START LISTED ENTRIES

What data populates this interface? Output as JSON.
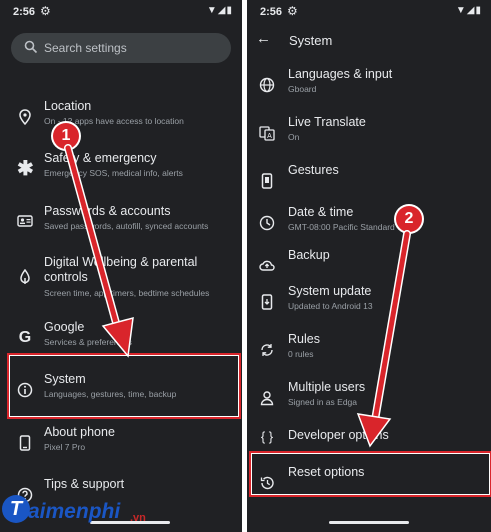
{
  "left": {
    "status": {
      "time": "2:56",
      "icons": "▼◢▮"
    },
    "search": {
      "placeholder": "Search settings"
    },
    "items": [
      {
        "title": "Location",
        "subtitle": "On - 12 apps have access to location",
        "icon": "location-pin-icon"
      },
      {
        "title": "Safety & emergency",
        "subtitle": "Emergency SOS, medical info, alerts",
        "icon": "asterisk-icon"
      },
      {
        "title": "Passwords & accounts",
        "subtitle": "Saved passwords, autofill, synced accounts",
        "icon": "account-card-icon"
      },
      {
        "title": "Digital Wellbeing & parental",
        "title2": "controls",
        "subtitle": "Screen time, app timers, bedtime schedules",
        "icon": "wellbeing-icon"
      },
      {
        "title": "Google",
        "subtitle": "Services & preferences",
        "icon": "google-g-icon"
      },
      {
        "title": "System",
        "subtitle": "Languages, gestures, time, backup",
        "icon": "info-icon"
      },
      {
        "title": "About phone",
        "subtitle": "Pixel 7 Pro",
        "icon": "phone-icon"
      },
      {
        "title": "Tips & support",
        "subtitle": "",
        "icon": "help-icon"
      }
    ],
    "marker": "1"
  },
  "right": {
    "status": {
      "time": "2:56",
      "icons": "▼◢▮"
    },
    "appbar": {
      "title": "System"
    },
    "items": [
      {
        "title": "Languages & input",
        "subtitle": "Gboard",
        "icon": "globe-icon"
      },
      {
        "title": "Live Translate",
        "subtitle": "On",
        "icon": "translate-icon"
      },
      {
        "title": "Gestures",
        "subtitle": "",
        "icon": "gestures-phone-icon"
      },
      {
        "title": "Date & time",
        "subtitle": "GMT-08:00 Pacific Standard",
        "icon": "clock-icon"
      },
      {
        "title": "Backup",
        "subtitle": "",
        "icon": "cloud-backup-icon"
      },
      {
        "title": "System update",
        "subtitle": "Updated to Android 13",
        "icon": "system-update-icon"
      },
      {
        "title": "Rules",
        "subtitle": "0 rules",
        "icon": "rules-icon"
      },
      {
        "title": "Multiple users",
        "subtitle": "Signed in as Edga",
        "icon": "user-icon"
      },
      {
        "title": "Developer options",
        "subtitle": "",
        "icon": "code-braces-icon"
      },
      {
        "title": "Reset options",
        "subtitle": "",
        "icon": "history-icon"
      }
    ],
    "marker": "2"
  },
  "watermark": {
    "brand": "aimenphi",
    "suffix": ".vn",
    "initial": "T"
  },
  "colors": {
    "background": "#202124",
    "text": "#e8eaed",
    "subtext": "#9aa0a6",
    "highlight": "#d9252b",
    "logo_blue": "#1a56c4"
  }
}
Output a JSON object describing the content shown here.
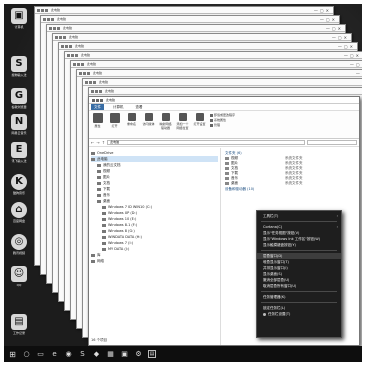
{
  "desktop": {
    "icons": [
      {
        "glyph": "▣",
        "label": "计算机"
      },
      {
        "glyph": "S",
        "label": "搜狗输入法"
      },
      {
        "glyph": "G",
        "label": "谷歌浏览器"
      },
      {
        "glyph": "N",
        "label": "网易云音乐"
      },
      {
        "glyph": "E",
        "label": "讯飞输入法"
      },
      {
        "glyph": "K",
        "label": "酷狗音乐"
      },
      {
        "glyph": "⌂",
        "label": "百度网盘"
      },
      {
        "glyph": "◎",
        "label": "腾讯视频"
      },
      {
        "glyph": "☺",
        "label": "QQ"
      },
      {
        "glyph": "▤",
        "label": "工作记录"
      }
    ]
  },
  "explorer": {
    "title": "此电脑",
    "ribbon_tabs": [
      "文件",
      "计算机",
      "查看"
    ],
    "ribbon_buttons": [
      "属性",
      "打开",
      "重命名",
      "访问媒体",
      "映射网络驱动器",
      "添加一个网络位置",
      "打开设置"
    ],
    "ribbon_small": [
      "卸载或更改程序",
      "系统属性",
      "管理"
    ],
    "address": "此电脑",
    "nav_items": [
      {
        "label": "OneDrive",
        "level": 1,
        "selected": false
      },
      {
        "label": "此电脑",
        "level": 1,
        "selected": true
      },
      {
        "label": "我的云文档",
        "level": 2,
        "selected": false
      },
      {
        "label": "视频",
        "level": 2,
        "selected": false
      },
      {
        "label": "图片",
        "level": 2,
        "selected": false
      },
      {
        "label": "文档",
        "level": 2,
        "selected": false
      },
      {
        "label": "下载",
        "level": 2,
        "selected": false
      },
      {
        "label": "音乐",
        "level": 2,
        "selected": false
      },
      {
        "label": "桌面",
        "level": 2,
        "selected": false
      },
      {
        "label": "Windows 7 ID WIN10 (C:)",
        "level": 3,
        "selected": false
      },
      {
        "label": "Windows XP (D:)",
        "level": 3,
        "selected": false
      },
      {
        "label": "Windows 10 (E:)",
        "level": 3,
        "selected": false
      },
      {
        "label": "Windows 8.1 (F:)",
        "level": 3,
        "selected": false
      },
      {
        "label": "Windows 8 (G:)",
        "level": 3,
        "selected": false
      },
      {
        "label": "WINDATA DATA (H:)",
        "level": 3,
        "selected": false
      },
      {
        "label": "Windows 7 (I:)",
        "level": 3,
        "selected": false
      },
      {
        "label": "MY DATA (J:)",
        "level": 3,
        "selected": false
      },
      {
        "label": "库",
        "level": 1,
        "selected": false
      },
      {
        "label": "网络",
        "level": 1,
        "selected": false
      }
    ],
    "status": "16 个项目",
    "section_folders": "文件夹 (6)",
    "folders": [
      {
        "name": "视频",
        "type": "系统文件夹"
      },
      {
        "name": "图片",
        "type": "系统文件夹"
      },
      {
        "name": "文档",
        "type": "系统文件夹"
      },
      {
        "name": "下载",
        "type": "系统文件夹"
      },
      {
        "name": "音乐",
        "type": "系统文件夹"
      },
      {
        "name": "桌面",
        "type": "系统文件夹"
      }
    ],
    "section_devices": "设备和驱动器 (10)"
  },
  "context_menu": {
    "items": [
      {
        "label": "工具栏(T)",
        "arrow": "›",
        "sep_after": true,
        "highlight": false,
        "icon": false
      },
      {
        "label": "Cortana(C)",
        "arrow": "›",
        "sep_after": false,
        "highlight": false,
        "icon": false
      },
      {
        "label": "显示\"任务视图\"按钮(V)",
        "arrow": "",
        "sep_after": false,
        "highlight": false,
        "icon": false
      },
      {
        "label": "显示\"Windows Ink 工作区\"按钮(W)",
        "arrow": "",
        "sep_after": false,
        "highlight": false,
        "icon": false
      },
      {
        "label": "显示触摸键盘按钮(Y)",
        "arrow": "",
        "sep_after": true,
        "highlight": false,
        "icon": false
      },
      {
        "label": "层叠窗口(D)",
        "arrow": "",
        "sep_after": false,
        "highlight": true,
        "icon": false
      },
      {
        "label": "堆叠显示窗口(T)",
        "arrow": "",
        "sep_after": false,
        "highlight": false,
        "icon": false
      },
      {
        "label": "并排显示窗口(I)",
        "arrow": "",
        "sep_after": false,
        "highlight": false,
        "icon": false
      },
      {
        "label": "显示桌面(S)",
        "arrow": "",
        "sep_after": false,
        "highlight": false,
        "icon": false
      },
      {
        "label": "撤消全部层叠(U)",
        "arrow": "",
        "sep_after": false,
        "highlight": false,
        "icon": false
      },
      {
        "label": "取消层叠所有窗口(U)",
        "arrow": "",
        "sep_after": true,
        "highlight": false,
        "icon": false
      },
      {
        "label": "任务管理器(K)",
        "arrow": "",
        "sep_after": true,
        "highlight": false,
        "icon": false
      },
      {
        "label": "锁定任务栏(L)",
        "arrow": "",
        "sep_after": false,
        "highlight": false,
        "icon": false
      },
      {
        "label": "任务栏设置(T)",
        "arrow": "",
        "sep_after": false,
        "highlight": false,
        "icon": true
      }
    ]
  },
  "taskbar": {
    "items": [
      {
        "glyph": "⊞",
        "name": "start-button"
      },
      {
        "glyph": "○",
        "name": "search-button"
      },
      {
        "glyph": "▭",
        "name": "task-view-button"
      },
      {
        "glyph": "e",
        "name": "edge-icon"
      },
      {
        "glyph": "◉",
        "name": "browser-icon"
      },
      {
        "glyph": "S",
        "name": "sogou-icon"
      },
      {
        "glyph": "◆",
        "name": "app-icon"
      },
      {
        "glyph": "▦",
        "name": "store-icon"
      },
      {
        "glyph": "▣",
        "name": "explorer-icon"
      },
      {
        "glyph": "⚙",
        "name": "settings-icon"
      },
      {
        "glyph": "▤",
        "name": "document-icon"
      }
    ]
  }
}
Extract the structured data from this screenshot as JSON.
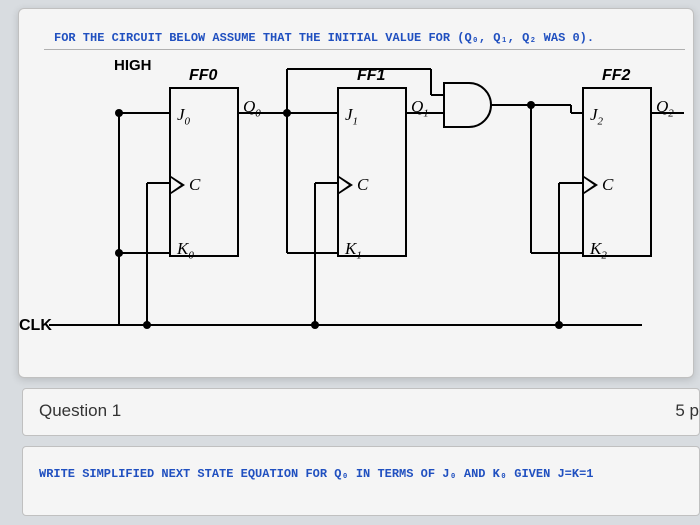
{
  "instruction_top": "FOR THE CIRCUIT BELOW ASSUME THAT THE INITIAL VALUE FOR (Q₀, Q₁, Q₂ WAS 0).",
  "labels": {
    "high": "HIGH",
    "clk": "CLK",
    "ff0": "FF0",
    "ff1": "FF1",
    "ff2": "FF2"
  },
  "pins": {
    "j0": "J",
    "j0s": "0",
    "c": "C",
    "k0": "K",
    "k0s": "0",
    "q0": "Q",
    "q0s": "0",
    "j1": "J",
    "j1s": "1",
    "k1": "K",
    "k1s": "1",
    "q1": "Q",
    "q1s": "1",
    "j2": "J",
    "j2s": "2",
    "k2": "K",
    "k2s": "2",
    "q2": "Q",
    "q2s": "2"
  },
  "question": {
    "title": "Question 1",
    "points": "5 p"
  },
  "prompt": "WRITE SIMPLIFIED NEXT STATE EQUATION FOR Q₀ IN TERMS OF J₀ AND K₀ GIVEN J=K=1"
}
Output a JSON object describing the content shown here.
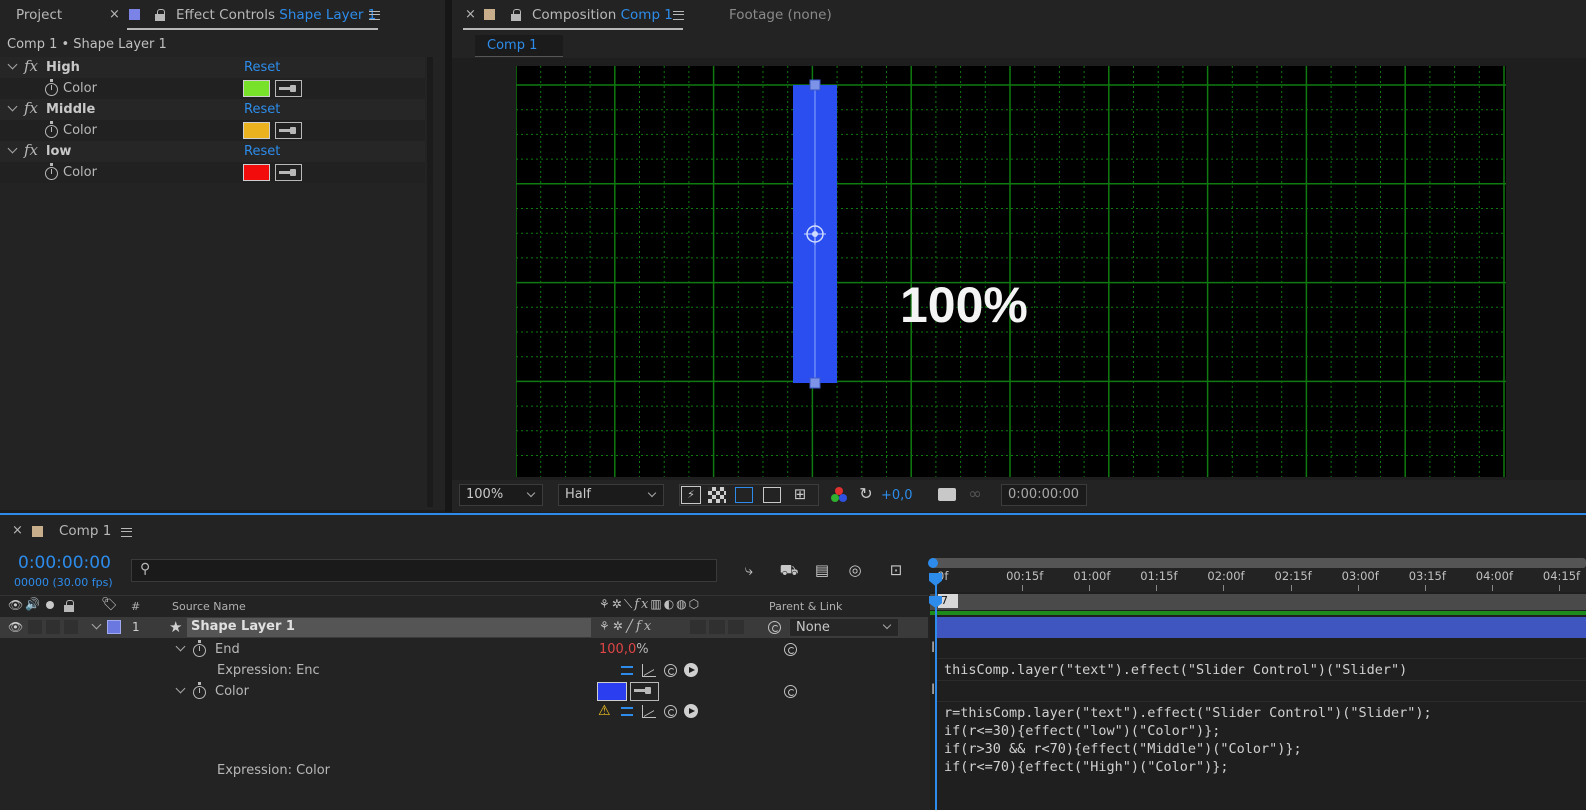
{
  "left_panel": {
    "tab_project": "Project",
    "tab_effect_controls": "Effect Controls",
    "tab_effect_controls_layer": "Shape Layer 1",
    "breadcrumb": "Comp 1 • Shape Layer 1",
    "effects": [
      {
        "name": "High",
        "reset": "Reset",
        "prop": "Color",
        "color": "#78e22a"
      },
      {
        "name": "Middle",
        "reset": "Reset",
        "prop": "Color",
        "color": "#eab21e"
      },
      {
        "name": "low",
        "reset": "Reset",
        "prop": "Color",
        "color": "#f20c0c"
      }
    ],
    "fx_symbol": "fx"
  },
  "comp_panel": {
    "tab_label": "Composition",
    "tab_comp_name": "Comp 1",
    "footage_tab": "Footage",
    "footage_value": "(none)",
    "subtab": "Comp 1",
    "overlay_text": "100%",
    "zoom": "100%",
    "resolution": "Half",
    "exposure": "+0,0",
    "timecode": "0:00:00:00",
    "bar_color": "#2a4ef0",
    "grid_color": "#0f7a0f"
  },
  "timeline": {
    "tab": "Comp 1",
    "timecode": "0:00:00:00",
    "frame_info": "00000 (30.00 fps)",
    "search_placeholder": "",
    "columns": {
      "num": "#",
      "source_name": "Source Name",
      "parent_link": "Parent & Link"
    },
    "ruler": [
      "0f",
      "00:15f",
      "01:00f",
      "01:15f",
      "02:00f",
      "02:15f",
      "03:00f",
      "03:15f",
      "04:00f",
      "04:15f"
    ],
    "marker": "7",
    "layer": {
      "number": "1",
      "name": "Shape Layer 1",
      "parent": "None",
      "label_color": "#6a78e0"
    },
    "props": {
      "end_label": "End",
      "end_value": "100,0",
      "end_unit": "%",
      "expr_end_label": "Expression: Enc",
      "color_label": "Color",
      "color_value": "#2c3ff0",
      "expr_color_label": "Expression: Color"
    },
    "expressions": {
      "end": "thisComp.layer(\"text\").effect(\"Slider Control\")(\"Slider\")",
      "color_lines": [
        "r=thisComp.layer(\"text\").effect(\"Slider Control\")(\"Slider\");",
        "if(r<=30){effect(\"low\")(\"Color\")};",
        "if(r>30 && r<70){effect(\"Middle\")(\"Color\")};",
        "if(r<=70){effect(\"High\")(\"Color\")};"
      ]
    }
  }
}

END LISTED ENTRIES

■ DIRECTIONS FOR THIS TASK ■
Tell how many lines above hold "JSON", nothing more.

■ ANSWER TO THIS TASK ■
4